[Start of section]

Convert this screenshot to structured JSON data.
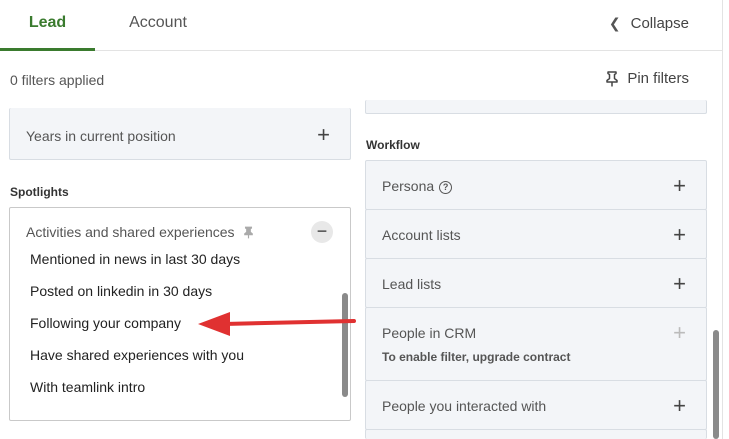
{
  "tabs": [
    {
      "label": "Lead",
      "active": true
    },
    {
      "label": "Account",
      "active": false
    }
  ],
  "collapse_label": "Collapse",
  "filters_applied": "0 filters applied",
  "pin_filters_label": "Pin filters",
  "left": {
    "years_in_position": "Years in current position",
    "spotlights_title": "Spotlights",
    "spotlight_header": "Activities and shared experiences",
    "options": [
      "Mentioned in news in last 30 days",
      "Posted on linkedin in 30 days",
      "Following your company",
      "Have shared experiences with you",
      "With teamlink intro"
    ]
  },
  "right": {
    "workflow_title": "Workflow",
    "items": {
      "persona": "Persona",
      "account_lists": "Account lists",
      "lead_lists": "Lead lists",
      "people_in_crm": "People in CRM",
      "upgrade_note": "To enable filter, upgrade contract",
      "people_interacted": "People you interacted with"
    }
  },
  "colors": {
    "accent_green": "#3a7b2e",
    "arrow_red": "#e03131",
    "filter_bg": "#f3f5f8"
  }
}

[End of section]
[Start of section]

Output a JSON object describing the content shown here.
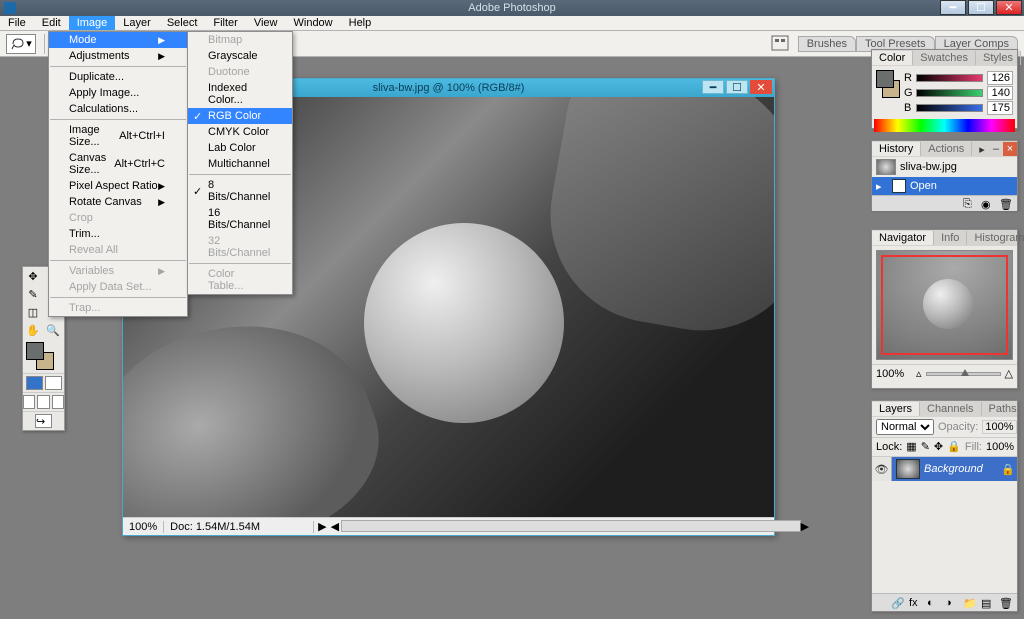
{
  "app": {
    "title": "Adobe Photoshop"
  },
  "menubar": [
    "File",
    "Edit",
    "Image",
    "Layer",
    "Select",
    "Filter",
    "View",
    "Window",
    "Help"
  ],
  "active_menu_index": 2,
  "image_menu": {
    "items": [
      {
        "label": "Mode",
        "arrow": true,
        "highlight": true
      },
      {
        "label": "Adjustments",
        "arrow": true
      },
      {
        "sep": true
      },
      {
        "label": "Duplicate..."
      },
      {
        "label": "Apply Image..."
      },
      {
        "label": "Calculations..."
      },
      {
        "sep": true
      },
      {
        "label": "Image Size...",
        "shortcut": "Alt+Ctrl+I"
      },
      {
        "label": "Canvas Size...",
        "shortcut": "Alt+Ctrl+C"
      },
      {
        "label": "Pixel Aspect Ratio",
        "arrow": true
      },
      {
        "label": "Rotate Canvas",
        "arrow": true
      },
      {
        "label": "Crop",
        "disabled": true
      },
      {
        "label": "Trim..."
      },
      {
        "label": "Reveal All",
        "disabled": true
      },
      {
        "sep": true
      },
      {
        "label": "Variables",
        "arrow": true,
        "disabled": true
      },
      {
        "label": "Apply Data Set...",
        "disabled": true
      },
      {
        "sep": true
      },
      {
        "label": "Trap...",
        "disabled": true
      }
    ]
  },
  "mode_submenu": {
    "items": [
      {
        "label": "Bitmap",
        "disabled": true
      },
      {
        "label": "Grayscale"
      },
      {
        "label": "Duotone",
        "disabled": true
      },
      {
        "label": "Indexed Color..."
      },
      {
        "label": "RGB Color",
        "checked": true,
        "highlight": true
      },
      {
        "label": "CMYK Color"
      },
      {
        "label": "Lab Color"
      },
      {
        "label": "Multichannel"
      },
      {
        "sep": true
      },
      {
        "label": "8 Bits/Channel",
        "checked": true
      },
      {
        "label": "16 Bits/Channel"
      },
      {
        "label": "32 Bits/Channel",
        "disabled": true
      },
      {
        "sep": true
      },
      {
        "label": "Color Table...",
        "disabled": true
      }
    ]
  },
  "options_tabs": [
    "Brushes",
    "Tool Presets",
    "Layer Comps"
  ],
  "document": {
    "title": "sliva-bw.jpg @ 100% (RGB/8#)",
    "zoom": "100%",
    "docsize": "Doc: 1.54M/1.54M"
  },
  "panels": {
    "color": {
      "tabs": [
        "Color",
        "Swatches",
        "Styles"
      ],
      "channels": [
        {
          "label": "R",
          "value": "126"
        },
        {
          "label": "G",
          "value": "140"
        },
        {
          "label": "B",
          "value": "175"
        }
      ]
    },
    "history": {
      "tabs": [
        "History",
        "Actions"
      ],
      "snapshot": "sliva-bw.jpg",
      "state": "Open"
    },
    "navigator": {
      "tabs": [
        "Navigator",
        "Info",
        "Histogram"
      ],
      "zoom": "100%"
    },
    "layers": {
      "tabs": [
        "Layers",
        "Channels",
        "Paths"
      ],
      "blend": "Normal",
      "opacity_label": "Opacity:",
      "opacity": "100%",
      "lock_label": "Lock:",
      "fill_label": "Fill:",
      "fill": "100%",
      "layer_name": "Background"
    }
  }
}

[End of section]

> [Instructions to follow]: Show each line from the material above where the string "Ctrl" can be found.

> [Exercise solution]:
        "shortcut": "Alt+Ctrl+I"
        "shortcut": "Alt+Ctrl+C"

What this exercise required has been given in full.